Title: Re: "Lawyers' hostile e-mail exchange hits Internet"
Post by: disgruntledLA on March 09, 2006, 11:49:16 AM
From what I read (on LSD I think) the person he sent it to asked if he could send it to some people and the guy said okay, and then those people sent it to people, and on and on.  again though that's just what I've read
Title: Re: "Lawyers' hostile e-mail exchange hits Internet"
Post by: J D on March 09, 2006, 09:22:02 PM
The moral of the story is that you should think twice before hitting the "send" button.  Once you send an email, you can't take it back; it's irrevocable.  So you should make sure it doesn't contain anything that reflects poorly on you (like insulting or overly hostile language) or that might embarass you later if it becomes public.

As for the ethics of the thing, I haven't taken professional responsibility yet.  But from what I can tell, the communication wasn't privileged or anything like that; I'm not sure there's any ethical breach here on his part.  It might be a rather harsh thing to do, but the way I see it, by acting in such an unprofessional and rude manner, Abdala made her bed (she ruined her own reputation), and now she has to sleep in it.
Title: Re: "Lawyers' hostile e-mail exchange hits Internet"
Post by: J D on March 09, 2006, 09:28:19 PM
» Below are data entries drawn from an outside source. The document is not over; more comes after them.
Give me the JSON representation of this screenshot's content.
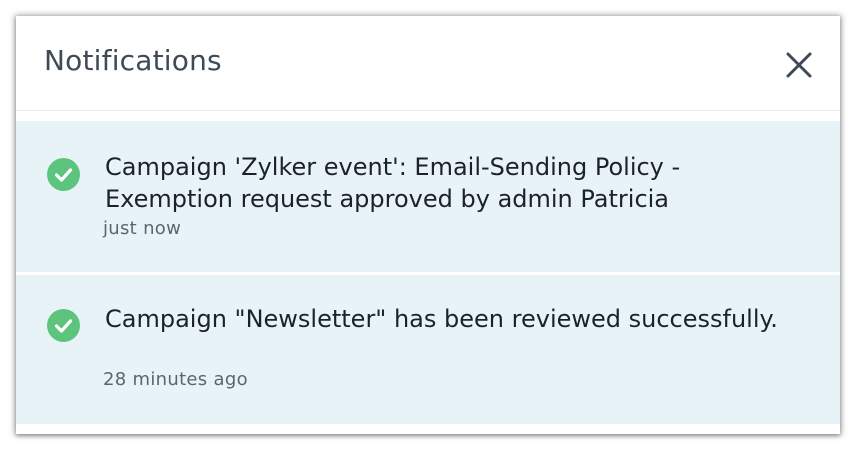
{
  "header": {
    "title": "Notifications",
    "close_icon": "close-icon"
  },
  "notifications": [
    {
      "message": "Campaign 'Zylker event': Email-Sending Policy - Exemption request approved by admin Patricia",
      "time": "just now",
      "status_icon": "check-circle-icon",
      "status_color": "#5cc47c"
    },
    {
      "message": "Campaign \"Newsletter\" has been reviewed successfully.",
      "time": "28 minutes ago",
      "status_icon": "check-circle-icon",
      "status_color": "#5cc47c"
    }
  ],
  "colors": {
    "item_background": "#e8f3f8",
    "title_text": "#3e4a57",
    "message_text": "#1d2228",
    "time_text": "#5b6570"
  }
}
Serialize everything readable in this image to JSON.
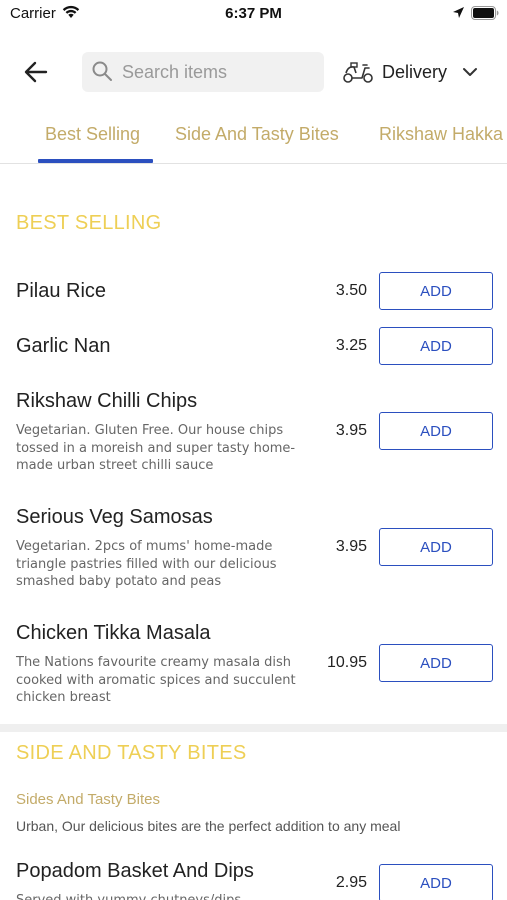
{
  "status_bar": {
    "carrier": "Carrier",
    "time": "6:37 PM"
  },
  "header": {
    "search_placeholder": "Search items",
    "delivery_label": "Delivery"
  },
  "tabs": [
    {
      "label": "Best Selling",
      "active": true
    },
    {
      "label": "Side And Tasty Bites",
      "active": false
    },
    {
      "label": "Rikshaw Hakka",
      "active": false
    }
  ],
  "sections": [
    {
      "title": "BEST SELLING",
      "items": [
        {
          "name": "Pilau Rice",
          "description": "",
          "price": "3.50",
          "add_label": "ADD"
        },
        {
          "name": "Garlic Nan",
          "description": "",
          "price": "3.25",
          "add_label": "ADD"
        },
        {
          "name": "Rikshaw Chilli Chips",
          "description": "Vegetarian. Gluten Free. Our house chips tossed in a moreish and super tasty home-made urban street chilli sauce",
          "price": "3.95",
          "add_label": "ADD"
        },
        {
          "name": "Serious Veg Samosas",
          "description": "Vegetarian. 2pcs of mums' home-made triangle pastries filled with our delicious smashed baby potato and peas",
          "price": "3.95",
          "add_label": "ADD"
        },
        {
          "name": "Chicken Tikka Masala",
          "description": "The Nations favourite creamy masala dish cooked with aromatic spices and succulent chicken breast",
          "price": "10.95",
          "add_label": "ADD"
        }
      ]
    },
    {
      "title": "SIDE AND TASTY BITES",
      "subtitle": "Sides And Tasty Bites",
      "description": "Urban, Our delicious bites are the perfect addition to any meal",
      "items": [
        {
          "name": "Popadom Basket And Dips",
          "description": "Served with yummy chutneys/dips",
          "price": "2.95",
          "add_label": "ADD"
        }
      ]
    }
  ],
  "colors": {
    "accent_blue": "#2b4fbf",
    "section_gold": "#eecf55",
    "tab_gold": "#c3ab69"
  },
  "icons": [
    "wifi-icon",
    "location-arrow-icon",
    "battery-icon",
    "back-arrow-icon",
    "search-icon",
    "scooter-icon",
    "chevron-down-icon"
  ]
}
In the end, all he did was quote her.

Which is why discretion is the better part of email.  In the study of law, you should always take Holmes' advice, and think about "what the bad man might do" (basically, plan around the potential for abuse of the system).  If you're afraid this might happen to you, the easy thing to do is to exercise a little restraint and not send anything you wouldn't mind being shared with large numbers of people.  Don't give them anything to quote which shows you in an unflattering light.
Title: Re: "Lawyers' hostile e-mail exchange hits Internet"
Post by: Freak on March 10, 2006, 12:31:06 PM
Yep gotta be careful some lawyer might screw you over.